> WORK TO COMPLETE
When the string "icon" appears in a line of the records, show the whole line.

■ ■ ■

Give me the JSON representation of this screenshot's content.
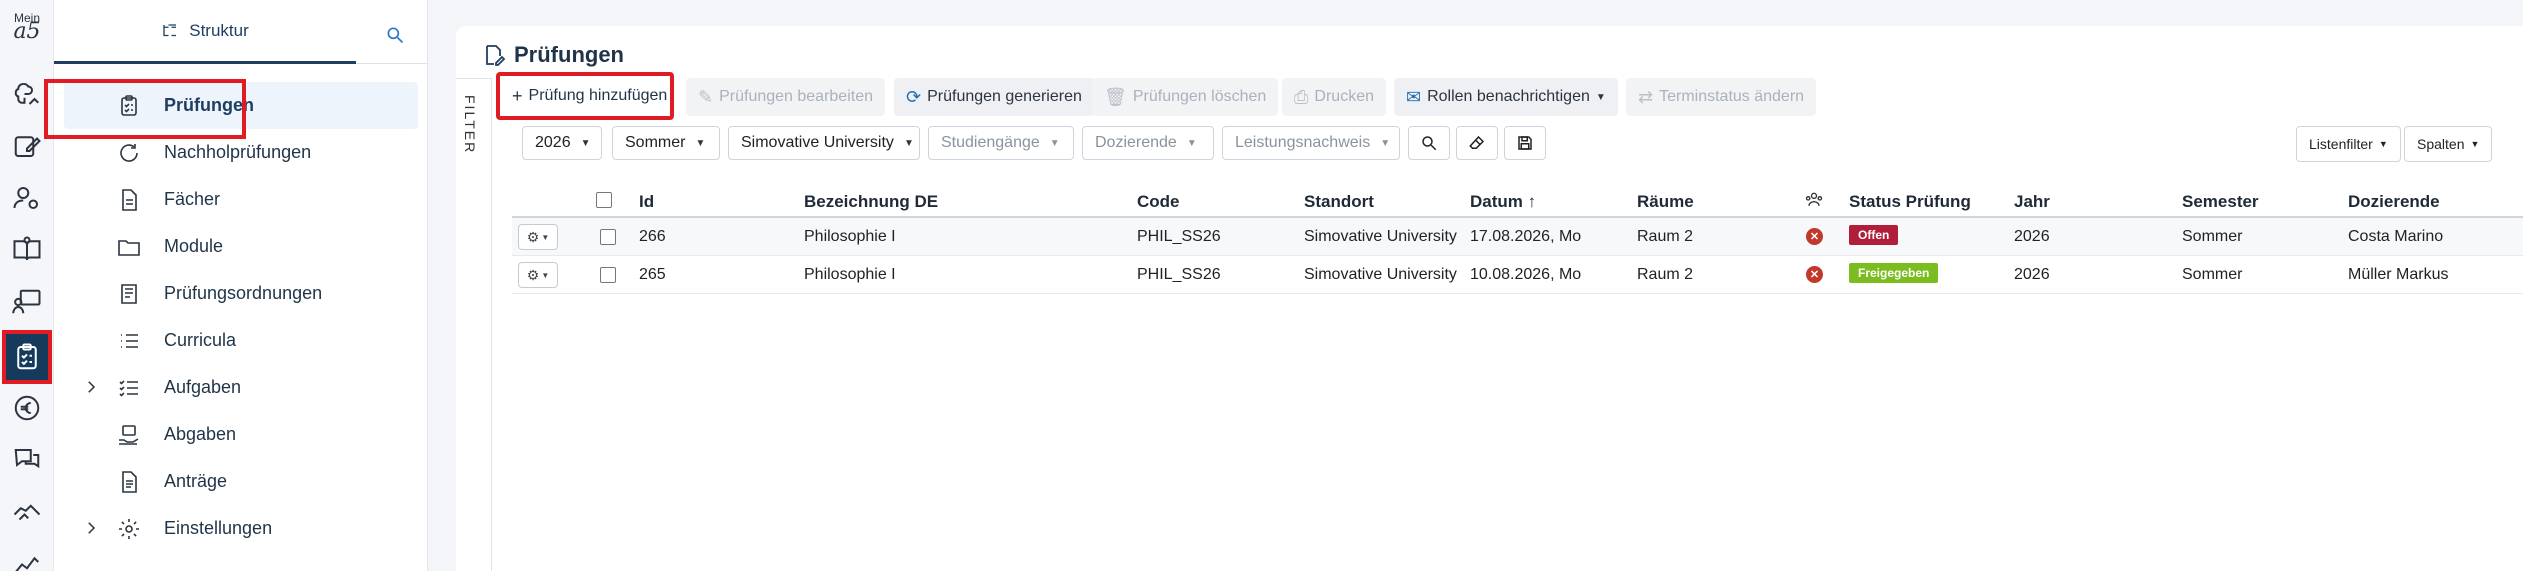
{
  "logo": {
    "top_text": "Mein",
    "glyph": "a5"
  },
  "structure": {
    "tab_label": "Struktur"
  },
  "nav": {
    "items": [
      {
        "label": "Prüfungen",
        "icon": "clipboard-check-icon",
        "active": true,
        "expandable": false
      },
      {
        "label": "Nachholprüfungen",
        "icon": "refresh-icon",
        "active": false,
        "expandable": false
      },
      {
        "label": "Fächer",
        "icon": "document-icon",
        "active": false,
        "expandable": false
      },
      {
        "label": "Module",
        "icon": "folder-icon",
        "active": false,
        "expandable": false
      },
      {
        "label": "Prüfungsordnungen",
        "icon": "book-list-icon",
        "active": false,
        "expandable": false
      },
      {
        "label": "Curricula",
        "icon": "list-icon",
        "active": false,
        "expandable": false
      },
      {
        "label": "Aufgaben",
        "icon": "checklist-icon",
        "active": false,
        "expandable": true
      },
      {
        "label": "Abgaben",
        "icon": "inbox-hand-icon",
        "active": false,
        "expandable": false
      },
      {
        "label": "Anträge",
        "icon": "document-lines-icon",
        "active": false,
        "expandable": false
      },
      {
        "label": "Einstellungen",
        "icon": "gear-icon",
        "active": false,
        "expandable": true
      }
    ]
  },
  "page": {
    "title": "Prüfungen",
    "filter_label": "FILTER"
  },
  "toolbar": {
    "add": "Prüfung hinzufügen",
    "edit": "Prüfungen bearbeiten",
    "generate": "Prüfungen generieren",
    "delete": "Prüfungen löschen",
    "print": "Drucken",
    "notify": "Rollen benachrichtigen",
    "status": "Terminstatus ändern"
  },
  "filters": {
    "year": "2026",
    "semester": "Sommer",
    "university": "Simovative University",
    "programs": "Studiengänge",
    "lecturers": "Dozierende",
    "assessment": "Leistungsnachweis"
  },
  "list_controls": {
    "list_filter": "Listenfilter",
    "columns": "Spalten"
  },
  "table": {
    "headers": {
      "id": "Id",
      "name": "Bezeichnung DE",
      "code": "Code",
      "location": "Standort",
      "date": "Datum",
      "rooms": "Räume",
      "status": "Status Prüfung",
      "year": "Jahr",
      "semester": "Semester",
      "lecturer": "Dozierende"
    },
    "rows": [
      {
        "id": "266",
        "name": "Philosophie I",
        "code": "PHIL_SS26",
        "location": "Simovative University",
        "date": "17.08.2026, Mo",
        "rooms": "Raum 2",
        "status": "Offen",
        "status_color": "#b01e3a",
        "year": "2026",
        "semester": "Sommer",
        "lecturer": "Costa Marino"
      },
      {
        "id": "265",
        "name": "Philosophie I",
        "code": "PHIL_SS26",
        "location": "Simovative University",
        "date": "10.08.2026, Mo",
        "rooms": "Raum 2",
        "status": "Freigegeben",
        "status_color": "#7bbd1f",
        "year": "2026",
        "semester": "Sommer",
        "lecturer": "Müller Markus"
      }
    ]
  },
  "colors": {
    "highlight": "#e01b24",
    "brand": "#1f3f61",
    "active_rail": "#163a5c"
  }
}
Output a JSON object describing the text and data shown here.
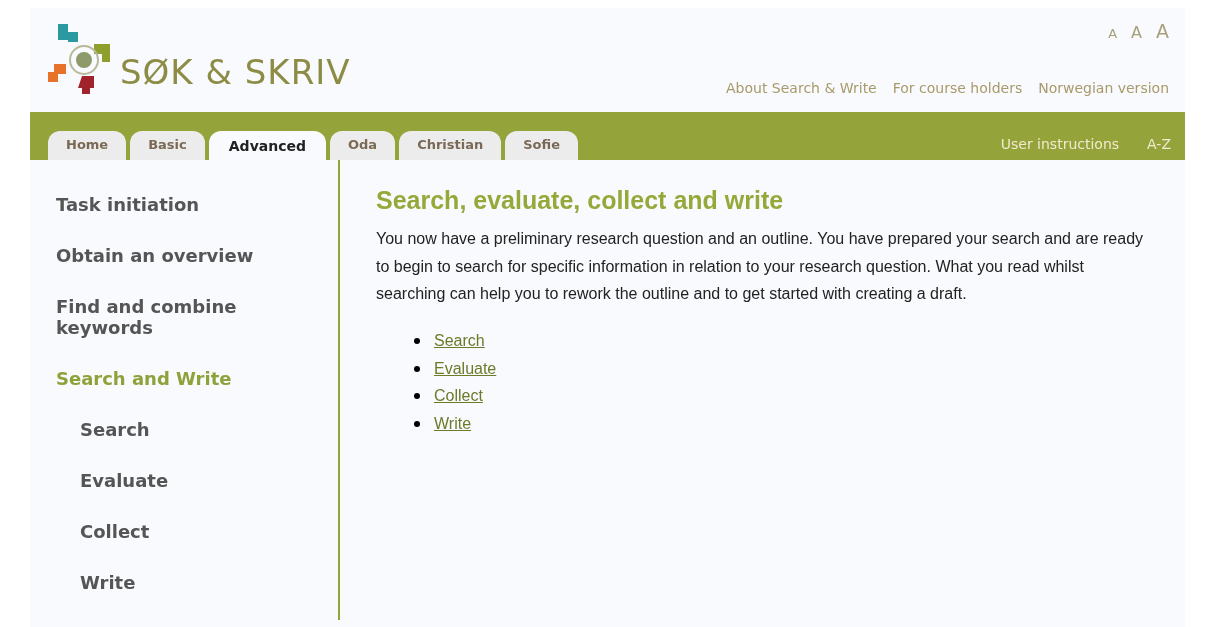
{
  "logo": {
    "text": "SØK & SKRIV"
  },
  "font_sizes": [
    "A",
    "A",
    "A"
  ],
  "top_links": [
    "About Search & Write",
    "For course holders",
    "Norwegian version"
  ],
  "tabs": [
    {
      "label": "Home",
      "selected": false
    },
    {
      "label": "Basic",
      "selected": false
    },
    {
      "label": "Advanced",
      "selected": true
    },
    {
      "label": "Oda",
      "selected": false
    },
    {
      "label": "Christian",
      "selected": false
    },
    {
      "label": "Sofie",
      "selected": false
    }
  ],
  "bar_links": [
    "User instructions",
    "A-Z"
  ],
  "sidebar": {
    "items": [
      {
        "label": "Task initiation",
        "selected": false
      },
      {
        "label": "Obtain an overview",
        "selected": false
      },
      {
        "label": "Find and combine keywords",
        "selected": false
      },
      {
        "label": "Search and Write",
        "selected": true,
        "children": [
          {
            "label": "Search",
            "selected": false
          },
          {
            "label": "Evaluate",
            "selected": false
          },
          {
            "label": "Collect",
            "selected": false
          },
          {
            "label": "Write",
            "selected": false
          }
        ]
      }
    ]
  },
  "content": {
    "heading": "Search, evaluate, collect and write",
    "paragraph": "You now have a preliminary research question and an outline. You have prepared your search and are ready to begin to search for specific information in relation to your research question. What you read whilst searching can help you to rework the outline and to get started with creating a draft.",
    "links": [
      "Search",
      "Evaluate",
      "Collect",
      "Write"
    ]
  }
}
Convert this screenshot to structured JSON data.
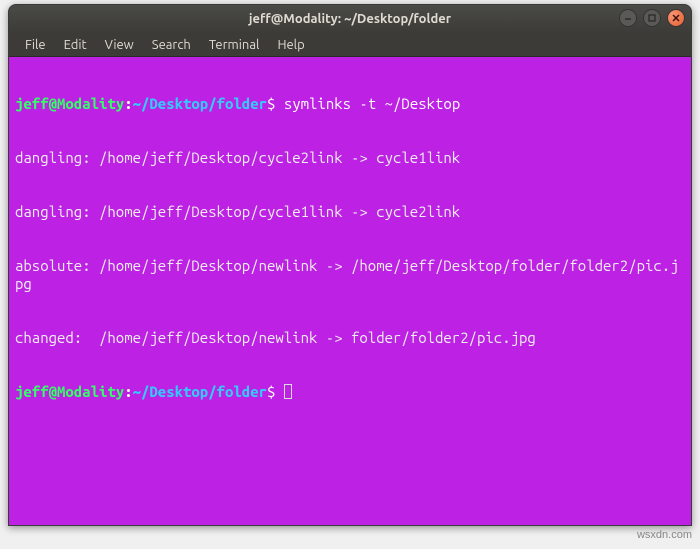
{
  "window": {
    "title": "jeff@Modality: ~/Desktop/folder"
  },
  "menubar": {
    "items": [
      "File",
      "Edit",
      "View",
      "Search",
      "Terminal",
      "Help"
    ]
  },
  "prompt": {
    "user_host": "jeff@Modality",
    "colon": ":",
    "path": "~/Desktop/folder",
    "dollar": "$"
  },
  "terminal": {
    "command": "symlinks -t ~/Desktop",
    "output_lines": [
      "dangling: /home/jeff/Desktop/cycle2link -> cycle1link",
      "dangling: /home/jeff/Desktop/cycle1link -> cycle2link",
      "absolute: /home/jeff/Desktop/newlink -> /home/jeff/Desktop/folder/folder2/pic.jpg",
      "changed:  /home/jeff/Desktop/newlink -> folder/folder2/pic.jpg"
    ]
  },
  "watermark": "wsxdn.com"
}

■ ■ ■

> EXERCISE ANSWER
        "icon": "clipboard-check-icon",
        "icon": "refresh-icon",
        "icon": "document-icon",
        "icon": "folder-icon",
        "icon": "book-list-icon",
        "icon": "list-icon",
        "icon": "checklist-icon",
        "icon": "inbox-hand-icon",
        "icon": "document-lines-icon",
        "icon": "gear-icon",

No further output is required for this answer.